There will be few guitarists even remotely interested in bottleneck and slide styles that haven't come across Michael Messer. One of the UK's (the world's?) foremost exponents of classic slide technique, he has numerous albums under his belt and is also a noted historian and authority on all things resonator.
Now, Messer has put his name to a range of resonator guitars. This is a pretty unusual move because this is no signature model or replica of a rock star's own instrument. Instead, a friend (and now partner in the venture) found a Chinese-made resonator that he thought Messer might like to hear.
"It wasn't the right shape and lacked a few details but the sound, for clearly not a lot of money, was superb," says Messer, who contacted the small Shanghai-based factory and, after numerous e-mails and prototypes, got them to hone their craft into what we see here today: a mini-range of two National-style single-cone resonators.
"The best resonator you can buy for under £500? Definitely."
We have the 'posh' Lightning and the 'dirtier' Blues, based on, but not a replica of, National's Duolian that, back in the thirties, were "cheaply made, rough instruments but amongst some of the best sounding guitars ever built," reckons Messer.
"The whole point of the Duolian was that it was a depression-era guitar made from cheap materials. I think most people overbuild them today. That was the whole point of this project, to get that Duolian vibe, and they certainly weren't all perfectly made."
The Blues is certainly very evocative of a past time, though its tidy steel body has an electric guitar weight and is harder than a wooden acoustic to balance on your leg. The steel is what Messer believes is a medium thickness, "not the lightest or heaviest gauge that National used," and the spray-on finish – a three colour grey 'burst – is actually more reminiscent of the Triolian's finish not the frosted Dupont Duco finish of the Duolian.
The two-piece nato neck is a beautifully big and wide handful; its heel is actually the 'neck stick' that runs right through the centre of the body.
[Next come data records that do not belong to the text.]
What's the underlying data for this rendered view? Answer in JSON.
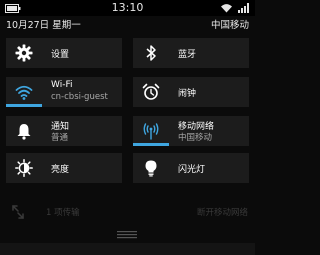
{
  "status": {
    "time": "13:10"
  },
  "info": {
    "date": "10月27日 星期一",
    "carrier": "中国移动"
  },
  "tiles": [
    {
      "id": "settings",
      "label": "设置",
      "icon": "gear-icon",
      "active": false
    },
    {
      "id": "bluetooth",
      "label": "蓝牙",
      "icon": "bluetooth-icon",
      "active": false
    },
    {
      "id": "wifi",
      "label": "Wi-Fi",
      "sub": "cn-cbsi-guest",
      "icon": "wifi-icon",
      "active": true
    },
    {
      "id": "alarm",
      "label": "闹钟",
      "icon": "alarm-clock-icon",
      "active": false
    },
    {
      "id": "notifications",
      "label": "通知",
      "sub": "普通",
      "icon": "bell-icon",
      "active": false
    },
    {
      "id": "mobile-network",
      "label": "移动网络",
      "sub": "中国移动",
      "icon": "antenna-icon",
      "active": true
    },
    {
      "id": "brightness",
      "label": "亮度",
      "icon": "brightness-icon",
      "active": false
    },
    {
      "id": "flashlight",
      "label": "闪光灯",
      "icon": "lightbulb-icon",
      "active": false
    }
  ],
  "disabled_row": {
    "label": "1 项传输",
    "right": "断开移动网络"
  },
  "colors": {
    "accent": "#3fa6e0",
    "tile_bg": "#1c1c1c",
    "background": "#0b0b0b"
  }
}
An embossed Michael Messer logo looks suitably depression-era and the serial number is stamped at the top of the square slot-head when each guitar is set-up in the UK and logged.
Messer has chosen a 12-fret-to-the-body neck joint, preferring the sound over the added playability of a 14-fret neck, which we might see later on some other instruments.
Click here to hear Michael Messer himself demo the the Blues resonator.
At the heart of the guitar is the large aluminium resonator cone (spun in China) under the 'colander' coverplate. The strings sit on a half rosewood/half maple saddle, which slots into a rosewood 'biscuit' directly in contact with the cone: a mechanical loudspeaker.
Each Messer guitar is fitted with Michael's own-name Newtone strings (0.013-0.056), although you also get a 0.015 for the top-string, as Michael uses himself.
Even from the first strum you hear what caught Messer's original interest. So many low-end resonators sound tinny and metallic, but not this one. It's a beautiful and really full-bodied, growling, reverb-y tone combining almost banjo-like plunk with the sonority of a metal bell. Unique and highly evocative, for such an affordable guitar, the Blues nails it well.
The tuners aren't the most precise we've encountered, which comes into play if you're changing tunings, and the fret ends are a little sharp – less of a problem for slide players – but the bone nut is well cut and standard set-up is relatively high (3mm bass/2.5mm treble at the 12th fret) and tough.
If you're used to this style, however, you'll find that it is spot on; Messer prefers a slightly higher set-up, but then he is a real bluesman!
The best resonator you can buy for under £500? Definitely. Messer's vast experience oozes from this guitar, turning what could be an also-ran into something that, for the most part, looks, feels and sounds like an old National.
There are numerous lower-end resonators out there but none we've encountered that sound this good. A 'guitar shaped object' this is not. Instead it's a serious blues guitar that – as we enter another depression-era – is very well timed. Oh, lordy!